What is a flake?
Basically, a flake is the simplest unit of reduction when stones are chipped into tools. When the flake is created, a negative impression of the flake remains on the parent rock, but subsequent flakes can remove substantial portions of the scar. Only the flake itself retains the original surface contour of the parent rock. Scars are useful for showing the order in which flakes were removed. Flakes and their scars vary considerably through the reduction process and care should be taken to associate them with the appropriate stage. Cultural affiliation is most easily determined by flake scars that demonstrate habitual organization indicative of a highly organized tradition.
By no means is this guide meant to be comprehensive, it is intended to “prime the pump”. We eagerly await professional contributions.
Why should we pay attention to flakes?
The vast majority of archaeological evidence consists of flakes. At a minimum, they signal human activity at a particular place and time. Unfortunately, there is no universal guide for interpreting the information available from flakes. If we could learn to pay attention though, we could learn much about how early people applied technology. Flakes are the residue from one of humanities earliest technological advances and certainly its most persistent. It is difficult to imagine what our world might be like if people had not figured out how to use stone to fashion yet other tools.
How do flakes inform archaeologists?
Generally, flakes and their scars are associated with knapped tools presumed to be responsible for their creation. Unfortunately, the call usually gets made by someone with limited experience in flintknapping. In fact, identifying for certain how a stone tool was made is complicated by the equifinality problem. The equifinality problem refers to the difficulty in discerning the distinction between separate means of achieving the same result.
How can the equifinality problem be resolved?
There are three basic modes of archaeological flake creation: direct percussion, indirect percussion, and pressure. Each mode can be accomplished by myriad tools and their characteristics may overlap. By focusing on unique conditions imposed by the combination of tool and mode of use we should be able to say with a degree of assurance how flakes from a site were produced. Sometimes the analysis is made easier when a knapping tool is found in direct association with the flakes. Finding the knapping tool still does not insure that we know how it was manipulated.
What are analyses based on?

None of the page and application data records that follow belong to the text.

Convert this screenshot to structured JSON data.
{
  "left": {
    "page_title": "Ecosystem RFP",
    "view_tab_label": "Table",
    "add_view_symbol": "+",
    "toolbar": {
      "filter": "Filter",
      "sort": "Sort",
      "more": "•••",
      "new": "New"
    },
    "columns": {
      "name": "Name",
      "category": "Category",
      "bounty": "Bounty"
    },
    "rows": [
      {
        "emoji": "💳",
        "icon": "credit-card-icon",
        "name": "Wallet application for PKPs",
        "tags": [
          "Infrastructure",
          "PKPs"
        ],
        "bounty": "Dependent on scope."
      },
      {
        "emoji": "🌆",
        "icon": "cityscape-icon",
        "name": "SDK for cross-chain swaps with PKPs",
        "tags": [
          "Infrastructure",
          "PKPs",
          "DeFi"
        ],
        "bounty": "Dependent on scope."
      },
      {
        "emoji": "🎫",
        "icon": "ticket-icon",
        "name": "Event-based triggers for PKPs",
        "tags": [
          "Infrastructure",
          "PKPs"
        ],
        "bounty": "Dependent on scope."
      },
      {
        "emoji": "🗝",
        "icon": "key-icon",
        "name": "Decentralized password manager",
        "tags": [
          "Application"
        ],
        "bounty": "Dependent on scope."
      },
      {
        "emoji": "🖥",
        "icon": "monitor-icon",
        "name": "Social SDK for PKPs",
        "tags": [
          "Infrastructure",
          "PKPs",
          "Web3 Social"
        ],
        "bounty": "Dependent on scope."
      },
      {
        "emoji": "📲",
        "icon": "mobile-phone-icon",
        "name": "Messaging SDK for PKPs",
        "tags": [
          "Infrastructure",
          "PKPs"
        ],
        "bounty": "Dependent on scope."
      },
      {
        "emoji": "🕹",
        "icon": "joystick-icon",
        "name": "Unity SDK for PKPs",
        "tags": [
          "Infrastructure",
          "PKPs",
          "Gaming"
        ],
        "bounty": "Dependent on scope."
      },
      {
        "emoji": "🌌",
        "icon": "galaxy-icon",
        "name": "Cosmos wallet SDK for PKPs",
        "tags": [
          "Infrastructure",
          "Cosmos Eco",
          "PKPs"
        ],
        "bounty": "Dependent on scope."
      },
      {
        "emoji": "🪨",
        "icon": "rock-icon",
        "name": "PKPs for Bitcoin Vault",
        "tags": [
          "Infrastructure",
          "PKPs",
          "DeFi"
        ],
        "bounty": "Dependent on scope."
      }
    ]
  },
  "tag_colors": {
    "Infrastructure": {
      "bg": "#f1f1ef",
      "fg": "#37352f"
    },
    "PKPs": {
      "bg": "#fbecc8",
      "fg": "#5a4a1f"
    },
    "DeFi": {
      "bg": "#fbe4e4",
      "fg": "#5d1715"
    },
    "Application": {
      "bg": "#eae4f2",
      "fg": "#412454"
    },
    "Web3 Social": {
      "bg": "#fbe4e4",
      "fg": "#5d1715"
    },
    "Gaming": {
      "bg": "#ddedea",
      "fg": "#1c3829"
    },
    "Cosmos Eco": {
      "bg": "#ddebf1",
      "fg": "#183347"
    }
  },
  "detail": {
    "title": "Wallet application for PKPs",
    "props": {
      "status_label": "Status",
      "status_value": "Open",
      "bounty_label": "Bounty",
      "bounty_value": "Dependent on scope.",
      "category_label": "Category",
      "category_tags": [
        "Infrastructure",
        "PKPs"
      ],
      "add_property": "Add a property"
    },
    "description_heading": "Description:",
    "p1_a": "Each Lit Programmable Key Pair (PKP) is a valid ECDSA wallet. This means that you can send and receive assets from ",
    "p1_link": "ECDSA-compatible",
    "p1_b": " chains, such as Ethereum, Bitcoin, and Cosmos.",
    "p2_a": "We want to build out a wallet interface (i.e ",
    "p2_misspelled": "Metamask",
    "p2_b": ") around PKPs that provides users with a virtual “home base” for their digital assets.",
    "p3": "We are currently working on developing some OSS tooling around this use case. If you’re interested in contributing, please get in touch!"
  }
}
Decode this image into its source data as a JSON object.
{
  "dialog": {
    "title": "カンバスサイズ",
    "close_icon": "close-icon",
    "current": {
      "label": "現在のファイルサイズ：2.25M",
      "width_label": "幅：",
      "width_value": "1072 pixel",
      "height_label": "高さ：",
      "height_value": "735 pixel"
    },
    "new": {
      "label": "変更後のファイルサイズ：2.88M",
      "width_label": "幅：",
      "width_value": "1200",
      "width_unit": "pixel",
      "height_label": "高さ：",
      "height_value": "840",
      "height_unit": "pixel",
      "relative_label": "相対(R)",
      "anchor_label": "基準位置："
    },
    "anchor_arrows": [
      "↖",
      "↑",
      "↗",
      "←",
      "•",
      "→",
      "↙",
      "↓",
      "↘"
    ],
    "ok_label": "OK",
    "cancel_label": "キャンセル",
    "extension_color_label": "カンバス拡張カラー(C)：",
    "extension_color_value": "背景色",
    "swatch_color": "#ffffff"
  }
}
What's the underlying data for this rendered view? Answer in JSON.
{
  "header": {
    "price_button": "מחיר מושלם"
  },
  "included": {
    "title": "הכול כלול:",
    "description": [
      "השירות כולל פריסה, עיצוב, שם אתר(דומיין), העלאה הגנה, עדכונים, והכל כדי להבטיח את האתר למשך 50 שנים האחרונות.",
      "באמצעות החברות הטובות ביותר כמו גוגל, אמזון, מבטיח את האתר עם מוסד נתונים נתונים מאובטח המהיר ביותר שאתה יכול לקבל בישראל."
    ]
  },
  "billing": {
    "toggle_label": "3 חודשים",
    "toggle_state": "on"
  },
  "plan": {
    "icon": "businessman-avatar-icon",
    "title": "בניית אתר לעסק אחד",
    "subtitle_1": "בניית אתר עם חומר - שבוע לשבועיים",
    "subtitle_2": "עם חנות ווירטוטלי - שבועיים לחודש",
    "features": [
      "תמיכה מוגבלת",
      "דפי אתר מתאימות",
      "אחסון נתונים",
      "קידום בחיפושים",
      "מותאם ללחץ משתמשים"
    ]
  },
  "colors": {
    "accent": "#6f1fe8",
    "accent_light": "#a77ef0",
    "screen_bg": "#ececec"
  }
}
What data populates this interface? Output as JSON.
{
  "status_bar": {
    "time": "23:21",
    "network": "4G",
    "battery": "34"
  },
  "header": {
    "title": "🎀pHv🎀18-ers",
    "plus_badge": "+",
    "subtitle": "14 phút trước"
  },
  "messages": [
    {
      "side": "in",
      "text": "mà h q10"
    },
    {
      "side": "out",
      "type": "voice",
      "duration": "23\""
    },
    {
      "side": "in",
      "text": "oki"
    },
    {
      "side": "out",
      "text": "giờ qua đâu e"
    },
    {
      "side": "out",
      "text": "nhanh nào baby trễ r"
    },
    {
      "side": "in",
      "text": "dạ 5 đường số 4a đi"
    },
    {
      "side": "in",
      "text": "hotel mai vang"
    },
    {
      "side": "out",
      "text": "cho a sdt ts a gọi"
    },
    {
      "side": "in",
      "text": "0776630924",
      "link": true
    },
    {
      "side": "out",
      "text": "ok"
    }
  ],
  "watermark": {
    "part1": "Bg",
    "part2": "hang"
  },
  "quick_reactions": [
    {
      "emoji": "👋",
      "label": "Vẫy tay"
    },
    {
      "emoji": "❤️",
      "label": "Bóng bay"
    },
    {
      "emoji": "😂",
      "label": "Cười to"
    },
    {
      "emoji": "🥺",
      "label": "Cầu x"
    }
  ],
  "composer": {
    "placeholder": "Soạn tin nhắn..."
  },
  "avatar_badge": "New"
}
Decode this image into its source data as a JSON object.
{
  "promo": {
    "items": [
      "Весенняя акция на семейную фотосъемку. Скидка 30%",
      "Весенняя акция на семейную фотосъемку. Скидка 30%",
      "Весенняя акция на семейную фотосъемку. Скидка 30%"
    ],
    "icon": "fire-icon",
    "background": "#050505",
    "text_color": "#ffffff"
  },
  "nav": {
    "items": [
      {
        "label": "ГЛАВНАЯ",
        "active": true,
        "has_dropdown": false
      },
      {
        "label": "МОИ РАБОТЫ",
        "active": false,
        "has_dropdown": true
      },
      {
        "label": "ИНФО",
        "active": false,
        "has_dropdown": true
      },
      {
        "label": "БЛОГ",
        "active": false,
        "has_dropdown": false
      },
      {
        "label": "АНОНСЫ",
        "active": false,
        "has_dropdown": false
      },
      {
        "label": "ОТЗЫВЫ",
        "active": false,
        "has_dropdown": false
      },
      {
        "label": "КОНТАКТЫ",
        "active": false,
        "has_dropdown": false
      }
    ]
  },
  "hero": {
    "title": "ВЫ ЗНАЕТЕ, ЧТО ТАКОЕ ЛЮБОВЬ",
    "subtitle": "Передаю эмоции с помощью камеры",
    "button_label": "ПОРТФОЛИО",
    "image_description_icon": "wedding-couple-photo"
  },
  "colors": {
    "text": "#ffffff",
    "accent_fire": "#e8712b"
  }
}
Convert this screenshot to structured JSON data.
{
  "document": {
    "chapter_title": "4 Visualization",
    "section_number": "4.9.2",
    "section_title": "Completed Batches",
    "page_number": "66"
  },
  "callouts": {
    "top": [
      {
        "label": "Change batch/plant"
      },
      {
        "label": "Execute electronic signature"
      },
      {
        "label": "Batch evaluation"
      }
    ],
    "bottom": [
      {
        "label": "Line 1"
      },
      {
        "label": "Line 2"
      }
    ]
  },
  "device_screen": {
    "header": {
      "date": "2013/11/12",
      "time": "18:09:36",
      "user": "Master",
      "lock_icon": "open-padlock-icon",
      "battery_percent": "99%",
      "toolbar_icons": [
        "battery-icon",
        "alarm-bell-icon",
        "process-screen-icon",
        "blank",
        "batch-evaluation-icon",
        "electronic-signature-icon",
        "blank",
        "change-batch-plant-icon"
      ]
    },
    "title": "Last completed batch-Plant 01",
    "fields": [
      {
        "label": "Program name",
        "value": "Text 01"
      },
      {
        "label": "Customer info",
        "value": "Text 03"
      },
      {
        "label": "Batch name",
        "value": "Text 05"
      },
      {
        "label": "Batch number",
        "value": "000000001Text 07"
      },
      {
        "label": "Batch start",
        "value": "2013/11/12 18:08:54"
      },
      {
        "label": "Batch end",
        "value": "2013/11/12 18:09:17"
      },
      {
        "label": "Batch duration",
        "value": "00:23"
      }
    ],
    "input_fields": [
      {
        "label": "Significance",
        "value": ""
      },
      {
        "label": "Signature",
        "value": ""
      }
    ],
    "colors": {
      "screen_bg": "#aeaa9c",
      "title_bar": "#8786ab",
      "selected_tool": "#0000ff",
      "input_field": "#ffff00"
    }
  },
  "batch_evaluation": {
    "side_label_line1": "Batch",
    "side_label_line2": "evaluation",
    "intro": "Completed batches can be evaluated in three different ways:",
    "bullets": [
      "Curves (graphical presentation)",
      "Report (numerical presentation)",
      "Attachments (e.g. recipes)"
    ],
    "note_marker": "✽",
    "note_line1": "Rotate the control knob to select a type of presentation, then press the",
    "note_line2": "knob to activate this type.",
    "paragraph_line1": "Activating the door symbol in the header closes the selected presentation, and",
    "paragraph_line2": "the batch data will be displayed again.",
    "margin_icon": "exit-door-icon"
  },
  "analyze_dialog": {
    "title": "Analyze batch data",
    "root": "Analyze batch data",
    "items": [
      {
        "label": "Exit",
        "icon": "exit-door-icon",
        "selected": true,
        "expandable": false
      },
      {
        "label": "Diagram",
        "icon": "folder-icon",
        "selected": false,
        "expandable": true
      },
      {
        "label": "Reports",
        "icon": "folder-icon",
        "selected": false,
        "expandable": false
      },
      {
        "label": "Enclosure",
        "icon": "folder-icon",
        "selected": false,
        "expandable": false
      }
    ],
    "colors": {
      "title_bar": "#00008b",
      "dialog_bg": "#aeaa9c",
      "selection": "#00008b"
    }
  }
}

Since stone tools have few present-day practitioners, we rely on associating attributes of flakes made with known tools and mode of use. Optimally, this would involve an exhaustive survey of all possible combinations but no one has taken up the challenge. Practically, analysts rely on their limited personal experience. Furthermore, professional archaeologists lack the time to become proficient in diverse flintknapping techniques. However, guidelines may be extracted from some important studies. Cotterell and Kamminga (1987), established a theoretical basis for understanding knapping fracture and Baker’s computer modeling (1998-2003) of fracture behavior refined the earlier work. Controlled experiments seek to isolate active variables. Real-life knapping has to deal with an unpredictable mix of variables.